We may think independence is what we want, but it comes with a hidden cost.

Speaking to an atheist who asked about the difference between heaven and hell, renowned author and pastor Tim Keller once said, “Nobody ever goes to hell unless they want to. People go to hell because they want to be away from a god who will tell them what to do. People in hell would say, ‘It’s pretty miserable here, but I would never want to be in heaven with God, where He is telling people what to do.’”

Our culture tells us true freedom comes in following our desires wherever they lead us. While this sounds nice and provides the plot for most romantic comedies, reality reveals why this is false. For example, I have a number of friends who have overcome extreme substance abuse. When one of my friends recounted his past addiction to pain killers to me, he said, “I had become a complete slave to pills. My desires were killing me.” In many ways, unrestrained pride, lust, greed, fear, control, jealousy and anger have the same effect.

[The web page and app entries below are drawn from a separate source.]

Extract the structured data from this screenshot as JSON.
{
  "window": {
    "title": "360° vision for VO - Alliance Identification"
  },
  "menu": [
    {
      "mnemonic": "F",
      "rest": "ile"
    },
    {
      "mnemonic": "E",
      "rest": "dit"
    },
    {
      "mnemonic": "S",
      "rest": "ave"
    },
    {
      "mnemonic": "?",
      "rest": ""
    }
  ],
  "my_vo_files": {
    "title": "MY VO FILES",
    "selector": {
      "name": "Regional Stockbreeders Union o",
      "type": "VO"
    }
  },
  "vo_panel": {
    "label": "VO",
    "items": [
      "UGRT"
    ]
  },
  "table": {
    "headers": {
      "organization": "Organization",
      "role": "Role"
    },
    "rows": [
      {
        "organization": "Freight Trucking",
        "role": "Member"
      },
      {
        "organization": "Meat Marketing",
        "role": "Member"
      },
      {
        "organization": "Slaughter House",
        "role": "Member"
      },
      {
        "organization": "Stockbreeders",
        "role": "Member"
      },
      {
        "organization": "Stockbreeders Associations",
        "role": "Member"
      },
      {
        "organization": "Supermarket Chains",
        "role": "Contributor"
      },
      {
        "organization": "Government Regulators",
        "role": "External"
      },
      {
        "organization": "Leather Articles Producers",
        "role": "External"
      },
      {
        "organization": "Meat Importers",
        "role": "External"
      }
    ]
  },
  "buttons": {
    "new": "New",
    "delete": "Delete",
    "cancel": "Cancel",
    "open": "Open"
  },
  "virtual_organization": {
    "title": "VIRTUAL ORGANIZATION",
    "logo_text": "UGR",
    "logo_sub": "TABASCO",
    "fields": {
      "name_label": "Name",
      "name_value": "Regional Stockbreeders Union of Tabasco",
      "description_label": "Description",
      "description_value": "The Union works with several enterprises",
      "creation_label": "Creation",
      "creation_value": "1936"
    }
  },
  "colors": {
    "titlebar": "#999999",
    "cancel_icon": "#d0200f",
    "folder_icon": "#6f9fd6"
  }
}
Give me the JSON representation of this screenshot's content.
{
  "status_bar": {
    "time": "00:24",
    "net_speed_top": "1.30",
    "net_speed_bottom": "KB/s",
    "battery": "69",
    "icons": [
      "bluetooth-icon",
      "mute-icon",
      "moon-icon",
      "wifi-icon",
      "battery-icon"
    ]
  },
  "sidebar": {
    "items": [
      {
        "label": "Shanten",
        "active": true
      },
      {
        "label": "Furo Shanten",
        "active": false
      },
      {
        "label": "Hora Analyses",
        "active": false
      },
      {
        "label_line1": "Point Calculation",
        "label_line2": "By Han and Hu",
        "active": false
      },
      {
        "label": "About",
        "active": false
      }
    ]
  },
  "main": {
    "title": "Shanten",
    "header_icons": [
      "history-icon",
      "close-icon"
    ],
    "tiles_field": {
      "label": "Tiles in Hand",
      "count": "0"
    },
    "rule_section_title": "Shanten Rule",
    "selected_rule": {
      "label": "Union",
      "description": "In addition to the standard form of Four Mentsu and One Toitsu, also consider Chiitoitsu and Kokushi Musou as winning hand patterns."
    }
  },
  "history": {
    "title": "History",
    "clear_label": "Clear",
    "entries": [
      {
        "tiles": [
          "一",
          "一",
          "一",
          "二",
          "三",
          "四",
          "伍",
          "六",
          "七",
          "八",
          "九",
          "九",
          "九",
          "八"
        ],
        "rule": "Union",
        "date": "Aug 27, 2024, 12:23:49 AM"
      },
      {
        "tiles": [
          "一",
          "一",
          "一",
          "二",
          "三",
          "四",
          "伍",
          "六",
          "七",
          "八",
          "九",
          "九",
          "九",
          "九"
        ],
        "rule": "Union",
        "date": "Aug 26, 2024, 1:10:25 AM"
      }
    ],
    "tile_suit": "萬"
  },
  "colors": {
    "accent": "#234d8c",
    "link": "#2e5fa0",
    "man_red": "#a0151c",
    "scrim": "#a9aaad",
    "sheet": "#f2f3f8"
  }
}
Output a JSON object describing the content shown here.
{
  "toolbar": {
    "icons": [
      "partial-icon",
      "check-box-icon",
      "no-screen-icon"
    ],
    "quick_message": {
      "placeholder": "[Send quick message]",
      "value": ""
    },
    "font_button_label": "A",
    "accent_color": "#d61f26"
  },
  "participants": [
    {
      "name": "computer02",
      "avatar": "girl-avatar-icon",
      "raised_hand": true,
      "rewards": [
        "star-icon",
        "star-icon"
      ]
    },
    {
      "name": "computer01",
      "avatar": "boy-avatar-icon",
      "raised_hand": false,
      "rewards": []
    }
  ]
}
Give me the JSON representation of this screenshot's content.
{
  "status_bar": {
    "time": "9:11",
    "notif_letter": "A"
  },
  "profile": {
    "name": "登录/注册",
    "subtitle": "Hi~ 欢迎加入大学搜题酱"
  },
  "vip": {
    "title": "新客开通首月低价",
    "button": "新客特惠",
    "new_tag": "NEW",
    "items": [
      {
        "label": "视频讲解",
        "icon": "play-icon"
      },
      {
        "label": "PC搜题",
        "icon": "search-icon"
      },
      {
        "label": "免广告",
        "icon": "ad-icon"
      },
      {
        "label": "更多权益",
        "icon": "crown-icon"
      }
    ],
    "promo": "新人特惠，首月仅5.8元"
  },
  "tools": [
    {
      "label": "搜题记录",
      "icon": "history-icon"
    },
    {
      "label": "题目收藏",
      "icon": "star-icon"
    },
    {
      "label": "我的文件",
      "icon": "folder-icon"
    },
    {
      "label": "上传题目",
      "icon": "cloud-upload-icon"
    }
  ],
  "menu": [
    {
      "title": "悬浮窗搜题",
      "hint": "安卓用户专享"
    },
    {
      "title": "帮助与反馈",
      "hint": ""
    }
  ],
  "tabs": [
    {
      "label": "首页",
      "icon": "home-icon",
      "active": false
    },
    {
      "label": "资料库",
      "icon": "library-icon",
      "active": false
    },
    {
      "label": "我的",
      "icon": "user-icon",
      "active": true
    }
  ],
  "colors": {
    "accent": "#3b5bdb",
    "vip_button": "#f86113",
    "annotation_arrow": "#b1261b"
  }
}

Defiance of God’s commandments may give us a fleeting sense of power and independence, but this actually reveals our weakness and constant need for grace. We have to have the humility to acknowledge our own faults and the trust to follow God’s commands, even when they run contrary to our personal desires. Because something better is on the other side. God offers us abundant life, the fullness of freedom and more love than our minds have the capacity to comprehend.

If we ever hope to experience these things, we have to do the most countercultural, rebellious thing imaginable within our culture: submit to a truth deeper than ourselves.

This article was originally posted at: http://www.relevantmagazine.com/god/god-our-generation/most-offensive-word-america